Methods for the detection of granulocyte antibodies
International workshops revealed a combination of several methods as the best means for the detection of granulocyte antibodies.
With the Granulocyte Agglutination Test (GAT) we use the feature that some granulocyte antibodies directly aggregate/agglutinate granulocytes.
In this test, a panel of granulocytes is incubated with the serum in question on a microtiter plate. Aggregation requires some hours and is subsequently evaluated by microscope.
Especially for HNA-3a antibodies, which are often involved in severe TRALI reactions, the GAT is the best method for detection.
Depending on the antibody specificity, the aggregates show different shapes.
On the other hand, not all granulocyte antibodies show positive agglutination. To detect the non-agglutinating antibodies, we perform the Granulocyte Immunofluorescence Test (GIFT). By using a FITC-conjugated antibody it is possible to detect antibodies bound to the granulocyte membrane. The evaluation is done either by flow cytometry or by fluorescence microscopy. Microscopic evaluation is more time-consuming than flow cytometry and needs a lot of experience, but according to the results of the International Workshop for Granulocyte Serology, microscopic evaluation is preferable. In contrast to flowcytometric evaluation, microscopy offers the chance to identify high fluorescence signals coming from damaged cells as false positive signals.
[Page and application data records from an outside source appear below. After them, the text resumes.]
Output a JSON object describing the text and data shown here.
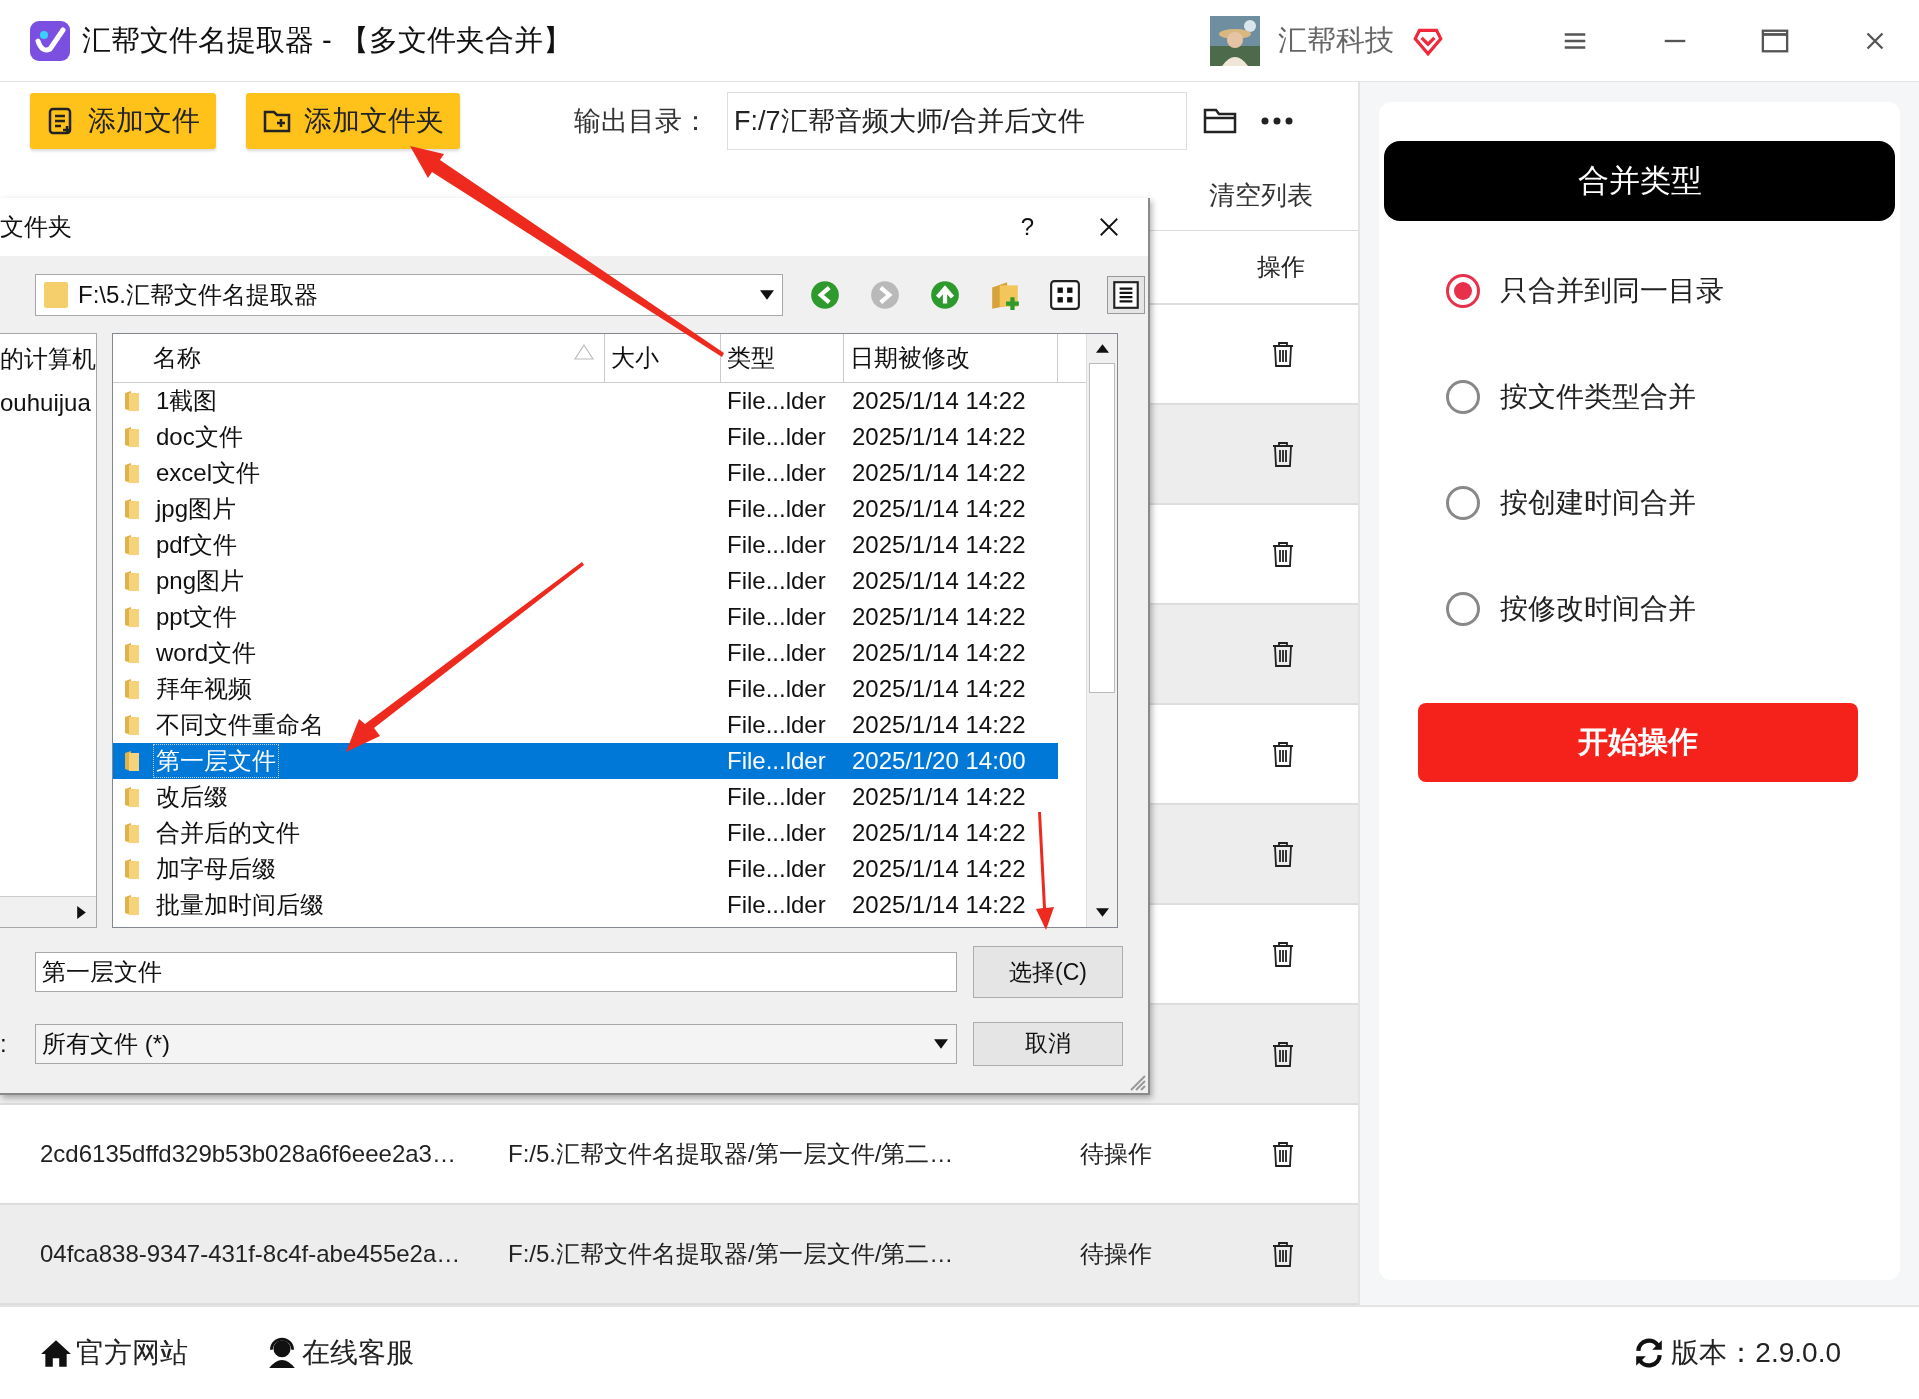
{
  "window": {
    "title": "汇帮文件名提取器 - 【多文件夹合并】",
    "user": "汇帮科技"
  },
  "toolbar": {
    "buttons": [
      {
        "label": "添加文件",
        "kind": "file"
      },
      {
        "label": "添加文件夹",
        "kind": "folder"
      }
    ],
    "output_label": "输出目录：",
    "output_path": "F:/7汇帮音频大师/合并后文件"
  },
  "clear_list": "清空列表",
  "table": {
    "action_column": "操作",
    "rows": [
      {
        "kind": "covered"
      },
      {
        "kind": "covered"
      },
      {
        "kind": "covered"
      },
      {
        "kind": "covered"
      },
      {
        "kind": "covered"
      },
      {
        "kind": "covered"
      },
      {
        "kind": "covered"
      },
      {
        "kind": "covered"
      },
      {
        "kind": "file",
        "name": "2cd6135dffd329b53b028a6f6eee2a3…",
        "path": "F:/5.汇帮文件名提取器/第一层文件/第二…",
        "status": "待操作"
      },
      {
        "kind": "file",
        "name": "04fca838-9347-431f-8c4f-abe455e2a…",
        "path": "F:/5.汇帮文件名提取器/第一层文件/第二…",
        "status": "待操作"
      }
    ]
  },
  "dialog": {
    "title": "文件夹",
    "help": "?",
    "path": "F:\\5.汇帮文件名提取器",
    "tree": [
      {
        "label": "的计算机"
      },
      {
        "label": "ouhuijua"
      }
    ],
    "columns": [
      "名称",
      "大小",
      "类型",
      "日期被修改"
    ],
    "files": [
      {
        "name": "1截图",
        "type": "File...lder",
        "modified": "2025/1/14 14:22",
        "selected": false
      },
      {
        "name": "doc文件",
        "type": "File...lder",
        "modified": "2025/1/14 14:22",
        "selected": false
      },
      {
        "name": "excel文件",
        "type": "File...lder",
        "modified": "2025/1/14 14:22",
        "selected": false
      },
      {
        "name": "jpg图片",
        "type": "File...lder",
        "modified": "2025/1/14 14:22",
        "selected": false
      },
      {
        "name": "pdf文件",
        "type": "File...lder",
        "modified": "2025/1/14 14:22",
        "selected": false
      },
      {
        "name": "png图片",
        "type": "File...lder",
        "modified": "2025/1/14 14:22",
        "selected": false
      },
      {
        "name": "ppt文件",
        "type": "File...lder",
        "modified": "2025/1/14 14:22",
        "selected": false
      },
      {
        "name": "word文件",
        "type": "File...lder",
        "modified": "2025/1/14 14:22",
        "selected": false
      },
      {
        "name": "拜年视频",
        "type": "File...lder",
        "modified": "2025/1/14 14:22",
        "selected": false
      },
      {
        "name": "不同文件重命名",
        "type": "File...lder",
        "modified": "2025/1/14 14:22",
        "selected": false
      },
      {
        "name": "第一层文件",
        "type": "File...lder",
        "modified": "2025/1/20 14:00",
        "selected": true
      },
      {
        "name": "改后缀",
        "type": "File...lder",
        "modified": "2025/1/14 14:22",
        "selected": false
      },
      {
        "name": "合并后的文件",
        "type": "File...lder",
        "modified": "2025/1/14 14:22",
        "selected": false
      },
      {
        "name": "加字母后缀",
        "type": "File...lder",
        "modified": "2025/1/14 14:22",
        "selected": false
      },
      {
        "name": "批量加时间后缀",
        "type": "File...lder",
        "modified": "2025/1/14 14:22",
        "selected": false
      }
    ],
    "filename": "第一层文件",
    "filter_label": ":",
    "filter": "所有文件 (*)",
    "select_button": "选择(C)",
    "cancel_button": "取消"
  },
  "merge_panel": {
    "title": "合并类型",
    "options": [
      {
        "label": "只合并到同一目录",
        "selected": true
      },
      {
        "label": "按文件类型合并",
        "selected": false
      },
      {
        "label": "按创建时间合并",
        "selected": false
      },
      {
        "label": "按修改时间合并",
        "selected": false
      }
    ],
    "start_button": "开始操作"
  },
  "footer": {
    "links": [
      {
        "label": "官方网站",
        "kind": "home"
      },
      {
        "label": "在线客服",
        "kind": "support"
      }
    ],
    "version": "版本：2.9.0.0"
  }
}
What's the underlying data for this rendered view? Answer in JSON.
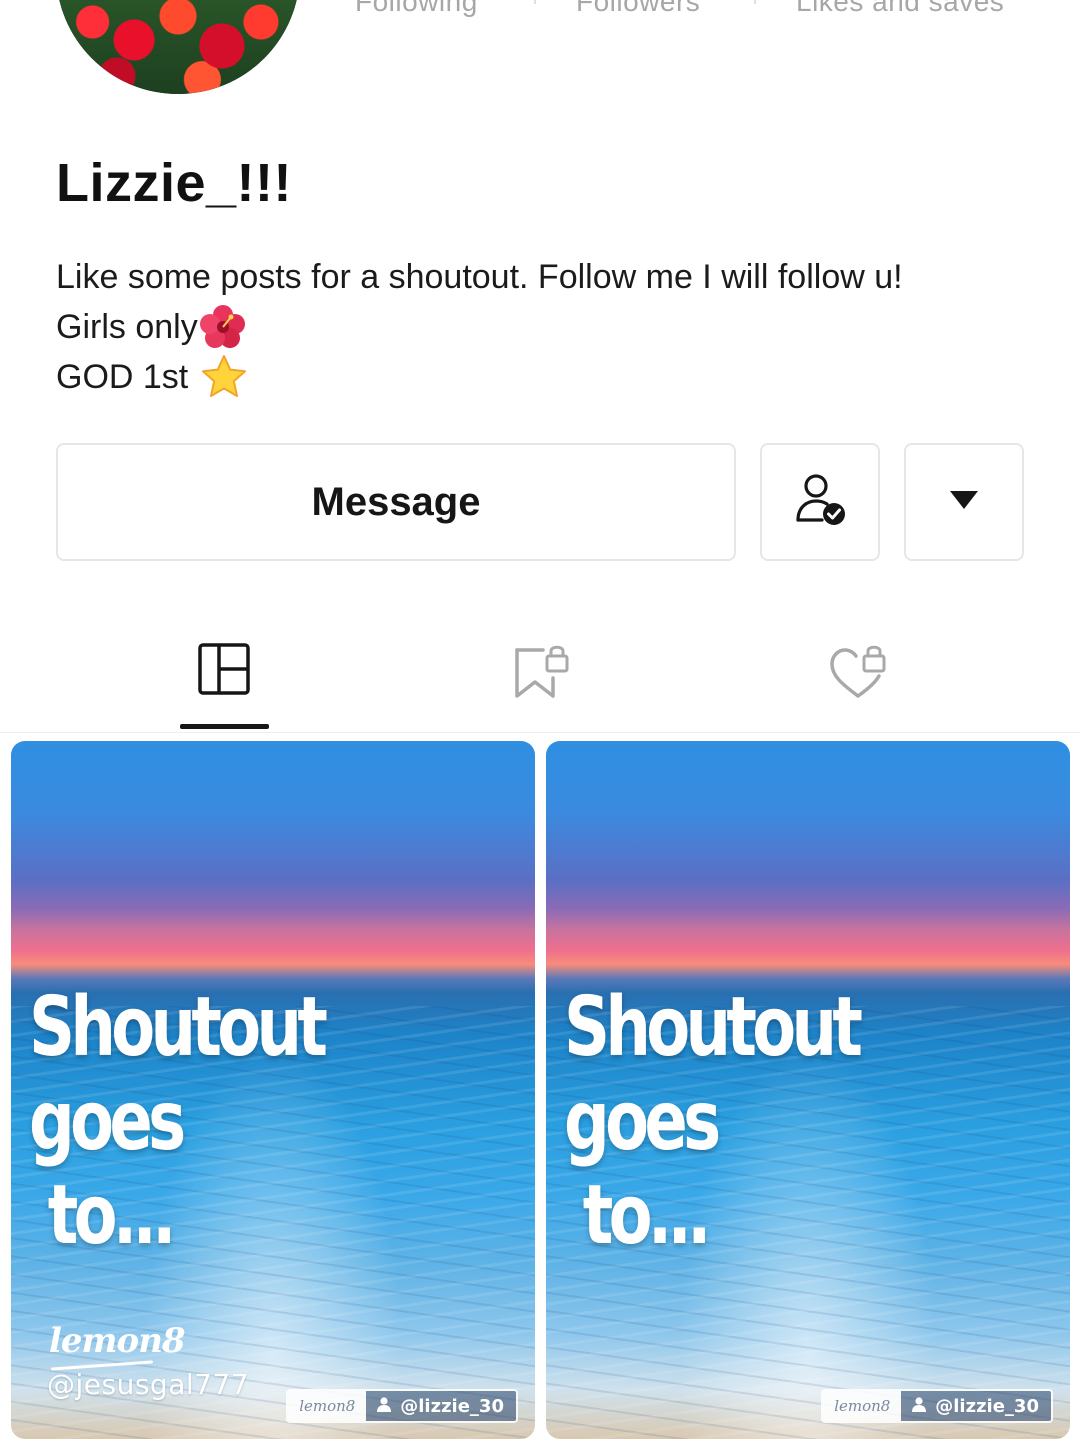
{
  "profile": {
    "stats": {
      "following_label": "Following",
      "followers_label": "Followers",
      "likes_label": "Likes and saves"
    },
    "username": "Lizzie_!!!",
    "bio": {
      "line1": "Like some posts for a shoutout. Follow me I will follow u!",
      "line2": "Girls only",
      "line3": "GOD 1st"
    }
  },
  "actions": {
    "message_label": "Message"
  },
  "posts": [
    {
      "title_line1": "Shoutout goes",
      "title_line2": "to...",
      "brand": "lemon8",
      "handle": "@jesusgal777",
      "watermark_logo": "lemon8",
      "watermark_user": "@lizzie_30"
    },
    {
      "title_line1": "Shoutout goes",
      "title_line2": "to...",
      "watermark_logo": "lemon8",
      "watermark_user": "@lizzie_30"
    }
  ]
}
Furthermore, it is possible to distinguish the fluorescence pattern of antigen-bound antibodies from that caused by unspecific adsorption of immune complexes via Fc? receptors. By using adequate secondary antibodies it is possible to differentiate between IgG-, IgM- and IgA-antibodies against granulocytes.
HLA class I antibodies react similar to HNA antibodies in GIFT and GAT. To distinguish them from HNA antibodies, we use the Lymphocyte Immunofluorescence Test (LIFT). This test is performed analogous to the GIFT, but the evaluation is made by flow cytometry. Since lymphocytes are stable and by the majority do not have Fc receptors, there are no problems due to unspecific staining. The LIFT is also useful in identifying anti-HNA-3a because this antigen is also expressed on lymphocytes. GIFT and GAT, optionally combined with LIFT, are adequate tests for granulocyte antibody screening. Due to their short life span, the typed test cells always must be freshly isolated from donor blood. An elegant method for identifying the specificity of a granulocyte reactive antibody or for analysis of antibody mixtures is the glycoprotein-specific ELISA (Monoclonal Antibody Immobilization of Granulocyte Antigens = MAIGA). MAIGA can be performed with all antigens which can be captured by a monoclonal antibody. There is only one exception: a monoclonal antibody against HNA-3 antigens does not exist. Since the MAIGA is a laborious test, it is not suitable for antibody screening. Tab. 2 shows the reaction patterns of different HNA antibody specificities.